Rumi’s legacy is one of many that remind us there are options to giving violence control over our individual and collective destinies. Moreover, life- and history-altering transformations can take place when we least expect them to occur. One such transformation in Rumi’s life was when he met Shams of Tabriz, the man whose influence is generally cited as the catalyst that caused Rumi to evolve into a whirling light of divinely-inspired creative genius. For those who daily discover and rediscover his work, it sometimes happens with the sudden realization that the idea of “us versus them” may be less accurate––and far less important–– than the idea that not only are “we also them” but “they are also us.”
Sept 30, 2013
Encyclopedia of the Harlem Renaissance, first published by Facts On File in 2003 and through Infobase Publishing in 2010, is now available as a Kindle Edition on Amazon and that is big news for a lot of good reasons.
For one, 2013 marks the tenth anniversary of Encyclopedia of the Harlem Renaissance’s publication and a new edition of a new edition of a modern award-winning classic is always a good way to celebrate such occasions.

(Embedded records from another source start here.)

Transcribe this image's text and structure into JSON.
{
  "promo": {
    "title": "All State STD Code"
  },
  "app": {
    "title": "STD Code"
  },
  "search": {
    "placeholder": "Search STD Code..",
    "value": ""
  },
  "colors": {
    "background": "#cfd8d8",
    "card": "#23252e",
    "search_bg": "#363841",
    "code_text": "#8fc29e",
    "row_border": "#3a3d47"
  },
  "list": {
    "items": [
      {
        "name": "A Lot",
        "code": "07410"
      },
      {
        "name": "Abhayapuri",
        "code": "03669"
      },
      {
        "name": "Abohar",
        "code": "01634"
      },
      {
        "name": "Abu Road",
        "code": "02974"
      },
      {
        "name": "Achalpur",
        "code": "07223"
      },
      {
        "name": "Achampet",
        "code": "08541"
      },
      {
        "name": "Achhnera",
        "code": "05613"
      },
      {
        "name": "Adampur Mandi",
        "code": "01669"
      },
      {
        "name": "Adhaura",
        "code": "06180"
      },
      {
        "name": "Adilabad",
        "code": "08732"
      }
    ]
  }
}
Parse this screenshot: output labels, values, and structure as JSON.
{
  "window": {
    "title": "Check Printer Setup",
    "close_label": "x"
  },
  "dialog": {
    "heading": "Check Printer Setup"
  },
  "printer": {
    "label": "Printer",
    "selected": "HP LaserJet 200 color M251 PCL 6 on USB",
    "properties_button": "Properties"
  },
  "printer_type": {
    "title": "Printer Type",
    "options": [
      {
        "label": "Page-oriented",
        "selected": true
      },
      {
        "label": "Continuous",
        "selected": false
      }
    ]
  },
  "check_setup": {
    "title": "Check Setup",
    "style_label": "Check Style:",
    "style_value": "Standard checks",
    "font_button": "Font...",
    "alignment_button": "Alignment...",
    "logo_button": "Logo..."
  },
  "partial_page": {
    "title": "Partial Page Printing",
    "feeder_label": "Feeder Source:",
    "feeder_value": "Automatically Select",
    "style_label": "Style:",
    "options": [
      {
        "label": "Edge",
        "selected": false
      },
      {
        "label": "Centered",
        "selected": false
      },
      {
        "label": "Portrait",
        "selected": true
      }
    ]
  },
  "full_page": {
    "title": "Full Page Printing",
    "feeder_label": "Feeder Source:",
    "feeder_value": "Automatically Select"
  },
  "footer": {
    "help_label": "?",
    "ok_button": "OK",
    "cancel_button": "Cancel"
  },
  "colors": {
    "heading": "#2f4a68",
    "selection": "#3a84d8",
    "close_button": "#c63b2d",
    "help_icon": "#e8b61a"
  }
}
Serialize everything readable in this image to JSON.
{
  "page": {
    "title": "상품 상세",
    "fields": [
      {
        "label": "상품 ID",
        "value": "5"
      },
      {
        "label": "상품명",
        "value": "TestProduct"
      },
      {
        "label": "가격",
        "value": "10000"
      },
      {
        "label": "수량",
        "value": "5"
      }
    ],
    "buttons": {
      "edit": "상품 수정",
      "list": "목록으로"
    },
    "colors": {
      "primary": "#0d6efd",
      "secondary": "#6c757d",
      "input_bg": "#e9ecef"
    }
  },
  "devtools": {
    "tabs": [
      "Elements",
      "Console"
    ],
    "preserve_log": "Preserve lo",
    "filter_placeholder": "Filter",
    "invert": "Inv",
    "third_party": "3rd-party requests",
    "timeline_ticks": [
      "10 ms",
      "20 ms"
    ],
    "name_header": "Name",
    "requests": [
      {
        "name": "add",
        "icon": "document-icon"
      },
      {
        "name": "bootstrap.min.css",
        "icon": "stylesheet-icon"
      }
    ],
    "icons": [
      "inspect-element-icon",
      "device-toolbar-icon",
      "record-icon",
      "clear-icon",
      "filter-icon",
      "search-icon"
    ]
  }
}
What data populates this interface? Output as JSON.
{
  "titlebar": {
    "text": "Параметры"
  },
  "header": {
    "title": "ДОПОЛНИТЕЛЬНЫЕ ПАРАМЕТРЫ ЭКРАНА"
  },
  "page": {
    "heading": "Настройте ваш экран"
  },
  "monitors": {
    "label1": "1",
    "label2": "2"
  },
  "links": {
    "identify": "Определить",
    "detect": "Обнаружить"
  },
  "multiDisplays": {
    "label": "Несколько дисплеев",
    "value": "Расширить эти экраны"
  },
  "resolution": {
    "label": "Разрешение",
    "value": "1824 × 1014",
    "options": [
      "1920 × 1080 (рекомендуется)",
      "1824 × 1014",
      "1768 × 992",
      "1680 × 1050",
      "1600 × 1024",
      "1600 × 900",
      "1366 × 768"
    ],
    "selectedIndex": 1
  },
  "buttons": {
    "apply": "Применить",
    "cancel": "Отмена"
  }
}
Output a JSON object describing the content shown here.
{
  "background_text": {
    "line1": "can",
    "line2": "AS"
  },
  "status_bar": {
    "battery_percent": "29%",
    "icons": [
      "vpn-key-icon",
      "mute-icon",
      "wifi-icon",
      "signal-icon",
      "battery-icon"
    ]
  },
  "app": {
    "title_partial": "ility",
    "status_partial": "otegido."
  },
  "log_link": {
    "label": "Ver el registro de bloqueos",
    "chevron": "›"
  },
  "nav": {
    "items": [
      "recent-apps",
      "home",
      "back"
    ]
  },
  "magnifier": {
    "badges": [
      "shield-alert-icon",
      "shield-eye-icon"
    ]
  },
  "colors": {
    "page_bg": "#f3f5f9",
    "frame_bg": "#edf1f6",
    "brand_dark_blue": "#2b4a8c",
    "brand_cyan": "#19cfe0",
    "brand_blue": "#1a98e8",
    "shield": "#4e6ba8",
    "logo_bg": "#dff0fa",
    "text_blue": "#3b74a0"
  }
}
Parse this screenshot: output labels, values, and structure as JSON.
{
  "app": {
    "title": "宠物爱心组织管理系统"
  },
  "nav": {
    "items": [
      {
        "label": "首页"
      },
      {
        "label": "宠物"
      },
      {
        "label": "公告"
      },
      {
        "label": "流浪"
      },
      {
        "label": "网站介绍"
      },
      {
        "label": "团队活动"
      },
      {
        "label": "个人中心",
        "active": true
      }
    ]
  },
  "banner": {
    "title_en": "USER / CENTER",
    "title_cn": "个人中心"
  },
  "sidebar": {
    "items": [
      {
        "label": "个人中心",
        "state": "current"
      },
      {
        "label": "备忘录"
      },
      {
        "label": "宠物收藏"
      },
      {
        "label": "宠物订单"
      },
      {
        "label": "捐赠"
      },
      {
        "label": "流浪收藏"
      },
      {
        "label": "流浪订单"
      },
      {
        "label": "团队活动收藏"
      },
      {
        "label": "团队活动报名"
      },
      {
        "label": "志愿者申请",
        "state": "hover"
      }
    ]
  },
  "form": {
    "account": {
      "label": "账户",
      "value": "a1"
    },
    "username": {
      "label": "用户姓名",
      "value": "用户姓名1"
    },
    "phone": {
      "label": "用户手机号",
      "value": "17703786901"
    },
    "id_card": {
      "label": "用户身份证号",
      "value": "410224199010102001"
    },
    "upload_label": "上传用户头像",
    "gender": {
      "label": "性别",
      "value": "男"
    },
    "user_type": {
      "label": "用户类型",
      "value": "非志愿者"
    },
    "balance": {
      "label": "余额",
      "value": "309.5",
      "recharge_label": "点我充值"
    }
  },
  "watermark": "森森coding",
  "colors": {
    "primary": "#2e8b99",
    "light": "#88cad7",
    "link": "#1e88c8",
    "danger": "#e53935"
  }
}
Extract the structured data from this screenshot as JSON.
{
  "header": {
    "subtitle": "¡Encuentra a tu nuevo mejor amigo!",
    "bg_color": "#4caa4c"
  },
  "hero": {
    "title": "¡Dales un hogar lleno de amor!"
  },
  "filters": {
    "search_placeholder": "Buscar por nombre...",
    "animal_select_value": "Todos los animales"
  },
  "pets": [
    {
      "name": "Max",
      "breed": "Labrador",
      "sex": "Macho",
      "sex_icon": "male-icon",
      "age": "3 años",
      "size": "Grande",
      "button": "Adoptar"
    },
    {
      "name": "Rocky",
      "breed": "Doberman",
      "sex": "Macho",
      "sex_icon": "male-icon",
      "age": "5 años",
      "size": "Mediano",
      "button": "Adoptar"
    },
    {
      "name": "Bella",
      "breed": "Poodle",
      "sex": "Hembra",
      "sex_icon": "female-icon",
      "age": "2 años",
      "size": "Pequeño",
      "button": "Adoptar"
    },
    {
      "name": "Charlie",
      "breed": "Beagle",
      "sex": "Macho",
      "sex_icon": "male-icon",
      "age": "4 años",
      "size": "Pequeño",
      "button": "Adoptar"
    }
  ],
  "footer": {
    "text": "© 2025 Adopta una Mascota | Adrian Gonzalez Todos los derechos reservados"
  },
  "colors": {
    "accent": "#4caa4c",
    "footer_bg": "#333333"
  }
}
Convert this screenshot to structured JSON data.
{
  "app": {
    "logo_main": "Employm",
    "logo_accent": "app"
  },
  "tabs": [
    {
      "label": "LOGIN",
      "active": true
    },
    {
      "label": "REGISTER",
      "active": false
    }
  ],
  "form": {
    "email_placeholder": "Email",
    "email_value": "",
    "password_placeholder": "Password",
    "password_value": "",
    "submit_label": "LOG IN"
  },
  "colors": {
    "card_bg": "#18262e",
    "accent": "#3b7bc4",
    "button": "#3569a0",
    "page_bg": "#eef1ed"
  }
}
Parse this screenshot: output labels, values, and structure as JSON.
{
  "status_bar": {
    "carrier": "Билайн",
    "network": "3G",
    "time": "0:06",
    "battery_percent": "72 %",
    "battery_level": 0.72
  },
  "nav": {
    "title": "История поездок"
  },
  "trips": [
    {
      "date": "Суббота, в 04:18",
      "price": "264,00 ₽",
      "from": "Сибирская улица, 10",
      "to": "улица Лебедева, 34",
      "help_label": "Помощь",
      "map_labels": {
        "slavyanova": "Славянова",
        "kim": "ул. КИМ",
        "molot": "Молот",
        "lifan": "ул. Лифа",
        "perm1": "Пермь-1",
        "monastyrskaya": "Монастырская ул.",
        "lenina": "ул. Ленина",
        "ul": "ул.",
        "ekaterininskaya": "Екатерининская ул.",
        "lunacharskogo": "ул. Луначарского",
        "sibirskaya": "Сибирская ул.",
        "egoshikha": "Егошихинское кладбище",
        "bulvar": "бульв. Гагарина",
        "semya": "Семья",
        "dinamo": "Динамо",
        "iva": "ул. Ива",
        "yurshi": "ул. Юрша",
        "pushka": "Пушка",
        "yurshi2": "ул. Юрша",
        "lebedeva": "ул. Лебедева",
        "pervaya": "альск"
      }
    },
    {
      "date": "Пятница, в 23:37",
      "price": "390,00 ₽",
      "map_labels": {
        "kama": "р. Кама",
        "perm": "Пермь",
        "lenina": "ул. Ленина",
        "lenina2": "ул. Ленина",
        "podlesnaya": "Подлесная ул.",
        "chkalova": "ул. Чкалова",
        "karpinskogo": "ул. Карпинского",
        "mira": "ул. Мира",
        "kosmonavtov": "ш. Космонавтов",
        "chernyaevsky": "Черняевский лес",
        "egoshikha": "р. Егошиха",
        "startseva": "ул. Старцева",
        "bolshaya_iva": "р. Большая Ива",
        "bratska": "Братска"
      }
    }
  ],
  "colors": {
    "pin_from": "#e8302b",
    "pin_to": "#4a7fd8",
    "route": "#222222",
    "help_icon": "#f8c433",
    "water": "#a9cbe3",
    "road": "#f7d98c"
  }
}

Secondly, advances in technology proved a powerful component of the Harlem Renaissance just as it has in the contemporary era. During the 1920s and 1930s, important developments took place through the growing radio and the recording industries. Those advances not only allowed African Americans to showcase and preserve the marvels of black music such as jazz, ragtime, and the blues. It gave also them a foothold in an industry that allowed many to earn a living (though just barely for some) and a few to attain wealth.
Another significant development during the period was the growth of the publishing industry in New York City and other urban locales. Without that expansion, the odds of authors such as W.E.B. Du Bois, Claude McKay, and Zora Neale Hurston becoming as well known to readers as they are today would have decreased considerably.
The Kindle story is one of the defining chapters of the digital era. In many ways, it represents the same kind of growth in publishing that the establishment of important literary houses did during the Harlem Renaissance Jazz Age. It has helped make more titles available to more readers while simultaneously increasing opportunities for more authors to publish their books. It has not––and should not––replaced the print industry but it is now an integral part of publishing overall.
The Harlem Renaissance as a whole meant forward movement in regard to the practice of democracy in the United States and astonishing social and political progress for the generations of African Americans who, with substantial cross-cultural assistance, made it happen. A Kindle Edition of Encyclopedia of the Harlem Renaissance means forward movement of different kind: for this specific book and toward the 100th Anniversary of the Harlem Renaissance.
Contemporary award-winning author of classically-styled works in history, poetry, creative nonfiction, speculative fiction, and journalism.